* _Problem to work on_
The answer must consist of every line below containing "localhost".

* _Data to process_
______
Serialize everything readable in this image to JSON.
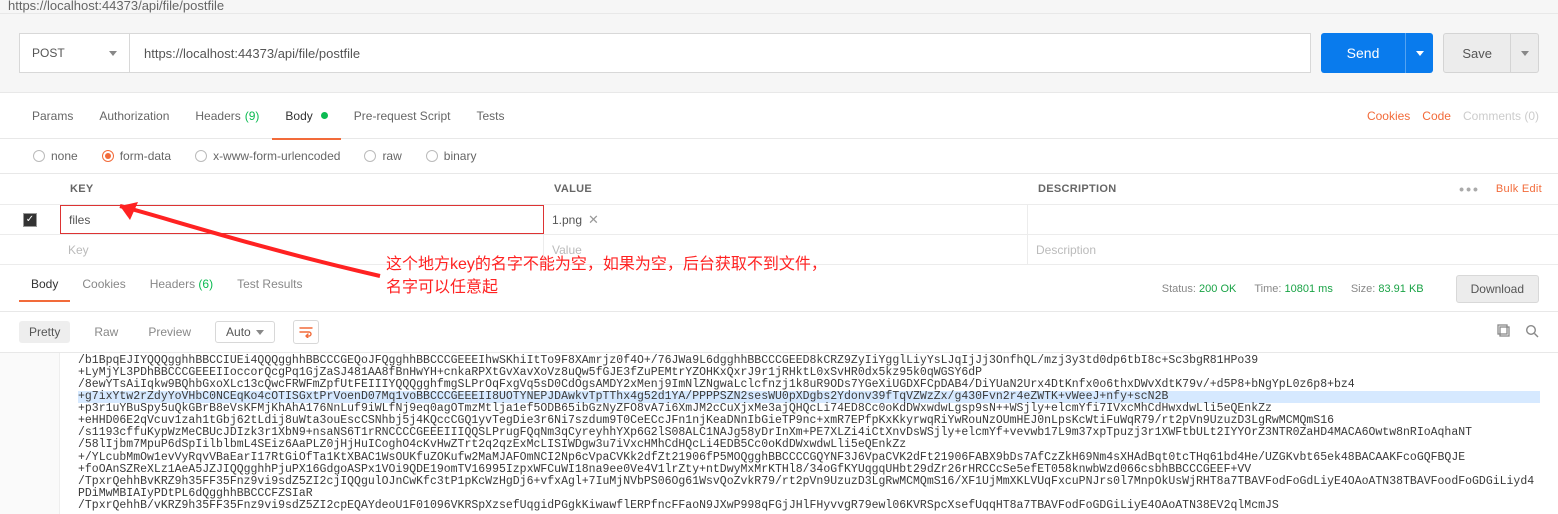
{
  "top_url": "https://localhost:44373/api/file/postfile",
  "request": {
    "method": "POST",
    "url": "https://localhost:44373/api/file/postfile",
    "send_label": "Send",
    "save_label": "Save"
  },
  "req_tabs": {
    "params": "Params",
    "authorization": "Authorization",
    "headers": "Headers",
    "headers_count": "(9)",
    "body": "Body",
    "prerequest": "Pre-request Script",
    "tests": "Tests"
  },
  "req_links": {
    "cookies": "Cookies",
    "code": "Code",
    "comments": "Comments (0)"
  },
  "body_types": {
    "none": "none",
    "form_data": "form-data",
    "urlencoded": "x-www-form-urlencoded",
    "raw": "raw",
    "binary": "binary"
  },
  "kv_headers": {
    "key": "KEY",
    "value": "VALUE",
    "description": "DESCRIPTION",
    "bulk_edit": "Bulk Edit"
  },
  "kv_rows": [
    {
      "checked": true,
      "key": "files",
      "value_file": "1.png",
      "description": ""
    }
  ],
  "kv_placeholder": {
    "key": "Key",
    "value": "Value",
    "description": "Description"
  },
  "annotation": {
    "line1": "这个地方key的名字不能为空，如果为空，后台获取不到文件，",
    "line2": "名字可以任意起"
  },
  "resp_tabs": {
    "body": "Body",
    "cookies": "Cookies",
    "headers": "Headers",
    "headers_count": "(6)",
    "test_results": "Test Results"
  },
  "resp_meta": {
    "status_label": "Status:",
    "status_value": "200 OK",
    "time_label": "Time:",
    "time_value": "10801 ms",
    "size_label": "Size:",
    "size_value": "83.91 KB",
    "download": "Download"
  },
  "resp_toolbar": {
    "pretty": "Pretty",
    "raw": "Raw",
    "preview": "Preview",
    "auto": "Auto"
  },
  "response_lines": [
    "/b1BpqEJIYQQQgghhBBCCIUEi4QQQgghhBBCCCGEQoJFQgghhBBCCCGEEEIhwSKhiItTo9F8XAmrjz0f4O+/76JWa9L6dgghhBBCCCGEED8kCRZ9ZyIiYgglLiyYsLJqIjJj3OnfhQL/mzj3y3td0dp6tbI8c+Sc3bgR81HPo39",
    "+LyMjYL3PDhBBCCCGEEEIIoccorQcgPq1GjZaSJ481AA8fBnHwYH+cnkaRPXtGvXavXoVz8uQw5fGJE3fZuPEMtrYZOHKxQxrJ9r1jRHktL0xSvHR0dx5kz95k0qWGSY6dP",
    "/8ewYTsAiIqkw9BQhbGxoXLc13cQwcFRWFmZpfUtFEIIIYQQQgghfmgSLPrOqFxgVq5sD0CdOgsAMDY2xMenj9ImNlZNgwaLclcfnzj1k8uR9ODs7YGeXiUGDXFCpDAB4/DiYUaN2Urx4DtKnfx0o6thxDWvXdtK79v/+d5P8+bNgYpL0z6p8+bz4",
    "+g7ixYtw2rZdyYoVHbC0NCEqKo4cOTISGxtPrVoenD07Mq1voBBCCCGEEEII8UOTYNEPJDAwkvTpTThx4g52d1YA/PPPPSZN2sesWU0pXDgbs2Ydonv39fTqVZWzZx/g430Fvn2r4eZWTK+vWeeJ+nfy+scN2B",
    "+p3r1uYBuSpy5uQkGBrB8eVsKFMjKhAhA176NnLuf9iWLfNj9eq0agOTmzMtlja1ef5ODB65ibGzNyZFO8vA7i6XmJM2cCuXjxMe3ajQHQcLi74ED8Cc0oKdDWxwdwLgsp9sN++WSjly+elcmYfi7IVxcMhCdHwxdwLli5eQEnkZz",
    "+eHHD06E2qVcuv1zah1tGbj62tLdij8uWta3ouEscCSNhbj5j4KQccCGQ1yvTegDie3r6Ni7szdum9T0CeECcJFn1njKeaDNnIbGieTP9nc+xmR7EPfpKxKkyrwqRiYwRouNzOUmHEJ0nLpsKcWtiFuWqR79/rt2pVn9UzuzD3LgRwMCMQmS16",
    "/s1193cffuKypWzMeCBUcJDIzk3r1XbN9+nsaNS6T1rRNCCCCGEEEIIIQQSLPrugFQqNm3qCyreyhhYXp6G2lS08ALC1NAJg58yDrInXm+PE7XLZi4iCtXnvDsWSjly+elcmYf+vevwb17L9m37xpTpuzj3r1XWFtbULt2IYYOrZ3NTR0ZaHD4MACA6Owtw8nRIoAqhaNT",
    "/58lIjbm7MpuP6dSpIilblbmL4SEiz6AaPLZ0jHjHuICoghO4cKvHwZTrt2q2qzExMcLISIWDgw3u7iVxcHMhCdHQcLi4EDB5Cc0oKdDWxwdwLli5eQEnkZz",
    "+/YLcubMmOw1evVyRqvVBaEarI17RtGiOfTa1KtXBAC1WsOUKfuZOKufw2MaMJAFOmNCI2Np6cVpaCVKk2dfZt21906fP5MOQgghBBCCCCGQYNF3J6VpaCVK2dFt21906FABX9bDs7AfCzZkH69Nm4sXHAdBqt0tcTHq61bd4He/UZGKvbt65ek48BACAAKFcoGQFBQJE",
    "+foOAnSZReXLz1AeA5JZJIQQgghhPjuPX16GdgoASPx1VOi9QDE19omTV16995IzpxWFCuWI18na9ee0Ve4V1lrZty+ntDwyMxMrKTHl8/34oGfKYUqgqUHbt29dZr26rHRCCcSe5efET058knwbWzd066csbhBBCCCGEEF+VV",
    "/TpxrQehhBvKRZ9h35FF35Fnz9vi9sdZ5ZI2cjIQQgulOJnCwKfc3tP1pKcWzHgDj6+vfxAgl+7IuMjNVbPS06Og61WsvQoZvkR79/rt2pVn9UzuzD3LgRwMCMQmS16/XF1UjMmXKLVUqFxcuPNJrs0l7MnpOkUsWjRHT8a7TBAVFodFoGdLiyE4OAoATN38TBAVFoodFoGDGiLiyd4PDiMwMBIAIyPDtPL6dQgghhBBCCCFZSIaR",
    "/TpxrQehhB/vKRZ9h35FF35Fnz9vi9sdZ5ZI2cpEQAYdeoU1F01096VKRSpXzsefUqgidPGgkKiwawflERPfncFFaoN9JXwP998qFGjJHlFHyvvgR79ewl06KVRSpcXsefUqqHT8a7TBAVFodFoGDGiLiyE4OAoATN38EV2qlMcmJS"
  ],
  "highlight_index": 3
}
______
* _Solved problem_
  "top_url": "https://localhost:44373/api/file/postfile",
    "url": "https://localhost:44373/api/file/postfile",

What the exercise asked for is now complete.